> _Website and app data records_
-- Opening Marker --

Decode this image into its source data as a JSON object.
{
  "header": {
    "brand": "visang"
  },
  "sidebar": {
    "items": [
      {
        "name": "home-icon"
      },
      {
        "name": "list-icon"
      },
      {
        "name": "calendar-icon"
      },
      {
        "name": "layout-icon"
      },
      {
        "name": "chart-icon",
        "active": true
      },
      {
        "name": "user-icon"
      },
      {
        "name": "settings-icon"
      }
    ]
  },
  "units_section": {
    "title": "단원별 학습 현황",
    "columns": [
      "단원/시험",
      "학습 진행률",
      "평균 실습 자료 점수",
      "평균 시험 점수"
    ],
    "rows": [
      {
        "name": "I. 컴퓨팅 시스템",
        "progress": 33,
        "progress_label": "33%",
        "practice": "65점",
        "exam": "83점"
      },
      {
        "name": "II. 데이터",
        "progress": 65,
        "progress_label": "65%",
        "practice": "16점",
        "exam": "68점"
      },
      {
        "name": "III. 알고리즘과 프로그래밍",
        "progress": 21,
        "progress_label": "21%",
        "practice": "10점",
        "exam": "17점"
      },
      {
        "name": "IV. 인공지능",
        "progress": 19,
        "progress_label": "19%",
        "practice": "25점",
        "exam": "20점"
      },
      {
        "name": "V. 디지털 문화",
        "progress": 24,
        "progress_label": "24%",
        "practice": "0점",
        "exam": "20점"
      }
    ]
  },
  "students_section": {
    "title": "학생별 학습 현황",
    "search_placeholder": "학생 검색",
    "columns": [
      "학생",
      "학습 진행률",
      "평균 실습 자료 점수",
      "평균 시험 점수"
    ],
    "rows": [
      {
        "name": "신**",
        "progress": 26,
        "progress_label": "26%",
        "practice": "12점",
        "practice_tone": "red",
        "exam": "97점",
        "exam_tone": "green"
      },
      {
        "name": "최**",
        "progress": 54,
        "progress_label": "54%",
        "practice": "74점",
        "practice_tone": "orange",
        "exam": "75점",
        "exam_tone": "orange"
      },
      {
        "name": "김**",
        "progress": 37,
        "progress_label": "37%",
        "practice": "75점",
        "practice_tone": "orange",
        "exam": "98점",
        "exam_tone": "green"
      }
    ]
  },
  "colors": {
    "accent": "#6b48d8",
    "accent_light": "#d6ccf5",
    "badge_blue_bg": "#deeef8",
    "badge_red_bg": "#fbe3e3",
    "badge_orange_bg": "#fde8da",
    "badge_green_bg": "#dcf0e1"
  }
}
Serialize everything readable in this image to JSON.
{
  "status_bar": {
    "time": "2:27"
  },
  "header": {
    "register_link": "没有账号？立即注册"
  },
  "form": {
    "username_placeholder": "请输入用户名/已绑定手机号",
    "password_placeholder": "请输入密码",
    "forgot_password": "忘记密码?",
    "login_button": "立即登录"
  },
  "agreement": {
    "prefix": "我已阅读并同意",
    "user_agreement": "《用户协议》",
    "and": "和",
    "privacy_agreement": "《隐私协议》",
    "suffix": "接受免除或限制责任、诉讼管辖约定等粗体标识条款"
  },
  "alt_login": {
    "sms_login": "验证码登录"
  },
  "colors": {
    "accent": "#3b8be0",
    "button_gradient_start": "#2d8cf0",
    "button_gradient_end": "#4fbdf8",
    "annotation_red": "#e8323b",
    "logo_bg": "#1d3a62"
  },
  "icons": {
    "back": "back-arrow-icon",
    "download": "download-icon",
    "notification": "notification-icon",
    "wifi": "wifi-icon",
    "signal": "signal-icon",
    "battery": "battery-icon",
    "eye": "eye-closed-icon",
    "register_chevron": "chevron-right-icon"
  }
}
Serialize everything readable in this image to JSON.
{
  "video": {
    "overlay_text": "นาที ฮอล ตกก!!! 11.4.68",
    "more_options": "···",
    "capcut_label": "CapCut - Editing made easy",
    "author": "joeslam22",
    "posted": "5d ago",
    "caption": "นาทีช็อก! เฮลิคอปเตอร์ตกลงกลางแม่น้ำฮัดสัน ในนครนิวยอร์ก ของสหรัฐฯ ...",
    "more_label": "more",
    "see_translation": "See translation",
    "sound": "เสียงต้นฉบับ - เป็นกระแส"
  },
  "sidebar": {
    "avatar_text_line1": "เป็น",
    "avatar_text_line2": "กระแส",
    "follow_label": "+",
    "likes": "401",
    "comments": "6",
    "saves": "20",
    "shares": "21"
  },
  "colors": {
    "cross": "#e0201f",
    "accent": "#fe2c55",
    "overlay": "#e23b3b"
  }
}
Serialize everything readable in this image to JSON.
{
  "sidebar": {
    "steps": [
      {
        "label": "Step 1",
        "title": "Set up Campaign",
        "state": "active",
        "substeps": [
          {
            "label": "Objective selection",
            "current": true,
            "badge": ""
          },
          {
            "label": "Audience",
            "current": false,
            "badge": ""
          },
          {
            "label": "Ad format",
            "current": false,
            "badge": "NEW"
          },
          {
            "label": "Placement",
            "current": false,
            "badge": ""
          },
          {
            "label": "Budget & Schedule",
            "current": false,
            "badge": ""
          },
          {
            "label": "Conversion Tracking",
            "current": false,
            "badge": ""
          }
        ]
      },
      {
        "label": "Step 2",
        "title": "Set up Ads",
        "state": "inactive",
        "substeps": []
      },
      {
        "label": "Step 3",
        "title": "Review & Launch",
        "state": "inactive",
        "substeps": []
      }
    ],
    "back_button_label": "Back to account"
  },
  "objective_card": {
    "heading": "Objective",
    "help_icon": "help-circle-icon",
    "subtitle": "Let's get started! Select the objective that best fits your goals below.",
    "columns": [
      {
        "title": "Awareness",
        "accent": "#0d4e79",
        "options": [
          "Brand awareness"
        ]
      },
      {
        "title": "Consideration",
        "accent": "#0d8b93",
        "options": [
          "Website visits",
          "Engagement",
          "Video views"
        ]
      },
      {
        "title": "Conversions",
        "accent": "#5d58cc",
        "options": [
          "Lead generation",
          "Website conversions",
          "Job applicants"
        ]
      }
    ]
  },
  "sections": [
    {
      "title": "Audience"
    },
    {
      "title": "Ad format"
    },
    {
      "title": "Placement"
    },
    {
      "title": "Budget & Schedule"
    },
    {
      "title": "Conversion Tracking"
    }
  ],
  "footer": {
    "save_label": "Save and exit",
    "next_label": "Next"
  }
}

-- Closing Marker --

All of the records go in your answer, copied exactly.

Decode this image into its source data as a JSON object.
{
  "header": {
    "brand": "visang"
  },
  "sidebar": {
    "items": [
      {
        "name": "home-icon"
      },
      {
        "name": "list-icon"
      },
      {
        "name": "calendar-icon"
      },
      {
        "name": "layout-icon"
      },
      {
        "name": "chart-icon",
        "active": true
      },
      {
        "name": "user-icon"
      },
      {
        "name": "settings-icon"
      }
    ]
  },
  "units_section": {
    "title": "단원별 학습 현황",
    "columns": [
      "단원/시험",
      "학습 진행률",
      "평균 실습 자료 점수",
      "평균 시험 점수"
    ],
    "rows": [
      {
        "name": "I. 컴퓨팅 시스템",
        "progress": 33,
        "progress_label": "33%",
        "practice": "65점",
        "exam": "83점"
      },
      {
        "name": "II. 데이터",
        "progress": 65,
        "progress_label": "65%",
        "practice": "16점",
        "exam": "68점"
      },
      {
        "name": "III. 알고리즘과 프로그래밍",
        "progress": 21,
        "progress_label": "21%",
        "practice": "10점",
        "exam": "17점"
      },
      {
        "name": "IV. 인공지능",
        "progress": 19,
        "progress_label": "19%",
        "practice": "25점",
        "exam": "20점"
      },
      {
        "name": "V. 디지털 문화",
        "progress": 24,
        "progress_label": "24%",
        "practice": "0점",
        "exam": "20점"
      }
    ]
  },
  "students_section": {
    "title": "학생별 학습 현황",
    "search_placeholder": "학생 검색",
    "columns": [
      "학생",
      "학습 진행률",
      "평균 실습 자료 점수",
      "평균 시험 점수"
    ],
    "rows": [
      {
        "name": "신**",
        "progress": 26,
        "progress_label": "26%",
        "practice": "12점",
        "practice_tone": "red",
        "exam": "97점",
        "exam_tone": "green"
      },
      {
        "name": "최**",
        "progress": 54,
        "progress_label": "54%",
        "practice": "74점",
        "practice_tone": "orange",
        "exam": "75점",
        "exam_tone": "orange"
      },
      {
        "name": "김**",
        "progress": 37,
        "progress_label": "37%",
        "practice": "75점",
        "practice_tone": "orange",
        "exam": "98점",
        "exam_tone": "green"
      }
    ]
  },
  "colors": {
    "accent": "#6b48d8",
    "accent_light": "#d6ccf5",
    "badge_blue_bg": "#deeef8",
    "badge_red_bg": "#fbe3e3",
    "badge_orange_bg": "#fde8da",
    "badge_green_bg": "#dcf0e1"
  }
}
Serialize everything readable in this image to JSON.
{
  "status_bar": {
    "time": "2:27"
  },
  "header": {
    "register_link": "没有账号？立即注册"
  },
  "form": {
    "username_placeholder": "请输入用户名/已绑定手机号",
    "password_placeholder": "请输入密码",
    "forgot_password": "忘记密码?",
    "login_button": "立即登录"
  },
  "agreement": {
    "prefix": "我已阅读并同意",
    "user_agreement": "《用户协议》",
    "and": "和",
    "privacy_agreement": "《隐私协议》",
    "suffix": "接受免除或限制责任、诉讼管辖约定等粗体标识条款"
  },
  "alt_login": {
    "sms_login": "验证码登录"
  },
  "colors": {
    "accent": "#3b8be0",
    "button_gradient_start": "#2d8cf0",
    "button_gradient_end": "#4fbdf8",
    "annotation_red": "#e8323b",
    "logo_bg": "#1d3a62"
  },
  "icons": {
    "back": "back-arrow-icon",
    "download": "download-icon",
    "notification": "notification-icon",
    "wifi": "wifi-icon",
    "signal": "signal-icon",
    "battery": "battery-icon",
    "eye": "eye-closed-icon",
    "register_chevron": "chevron-right-icon"
  }
}
Serialize everything readable in this image to JSON.
{
  "video": {
    "overlay_text": "นาที ฮอล ตกก!!! 11.4.68",
    "more_options": "···",
    "capcut_label": "CapCut - Editing made easy",
    "author": "joeslam22",
    "posted": "5d ago",
    "caption": "นาทีช็อก! เฮลิคอปเตอร์ตกลงกลางแม่น้ำฮัดสัน ในนครนิวยอร์ก ของสหรัฐฯ ...",
    "more_label": "more",
    "see_translation": "See translation",
    "sound": "เสียงต้นฉบับ - เป็นกระแส"
  },
  "sidebar": {
    "avatar_text_line1": "เป็น",
    "avatar_text_line2": "กระแส",
    "follow_label": "+",
    "likes": "401",
    "comments": "6",
    "saves": "20",
    "shares": "21"
  },
  "colors": {
    "cross": "#e0201f",
    "accent": "#fe2c55",
    "overlay": "#e23b3b"
  }
}
Serialize everything readable in this image to JSON.
{
  "sidebar": {
    "steps": [
      {
        "label": "Step 1",
        "title": "Set up Campaign",
        "state": "active",
        "substeps": [
          {
            "label": "Objective selection",
            "current": true,
            "badge": ""
          },
          {
            "label": "Audience",
            "current": false,
            "badge": ""
          },
          {
            "label": "Ad format",
            "current": false,
            "badge": "NEW"
          },
          {
            "label": "Placement",
            "current": false,
            "badge": ""
          },
          {
            "label": "Budget & Schedule",
            "current": false,
            "badge": ""
          },
          {
            "label": "Conversion Tracking",
            "current": false,
            "badge": ""
          }
        ]
      },
      {
        "label": "Step 2",
        "title": "Set up Ads",
        "state": "inactive",
        "substeps": []
      },
      {
        "label": "Step 3",
        "title": "Review & Launch",
        "state": "inactive",
        "substeps": []
      }
    ],
    "back_button_label": "Back to account"
  },
  "objective_card": {
    "heading": "Objective",
    "help_icon": "help-circle-icon",
    "subtitle": "Let's get started! Select the objective that best fits your goals below.",
    "columns": [
      {
        "title": "Awareness",
        "accent": "#0d4e79",
        "options": [
          "Brand awareness"
        ]
      },
      {
        "title": "Consideration",
        "accent": "#0d8b93",
        "options": [
          "Website visits",
          "Engagement",
          "Video views"
        ]
      },
      {
        "title": "Conversions",
        "accent": "#5d58cc",
        "options": [
          "Lead generation",
          "Website conversions",
          "Job applicants"
        ]
      }
    ]
  },
  "sections": [
    {
      "title": "Audience"
    },
    {
      "title": "Ad format"
    },
    {
      "title": "Placement"
    },
    {
      "title": "Budget & Schedule"
    },
    {
      "title": "Conversion Tracking"
    }
  ],
  "footer": {
    "save_label": "Save and exit",
    "next_label": "Next"
  }
}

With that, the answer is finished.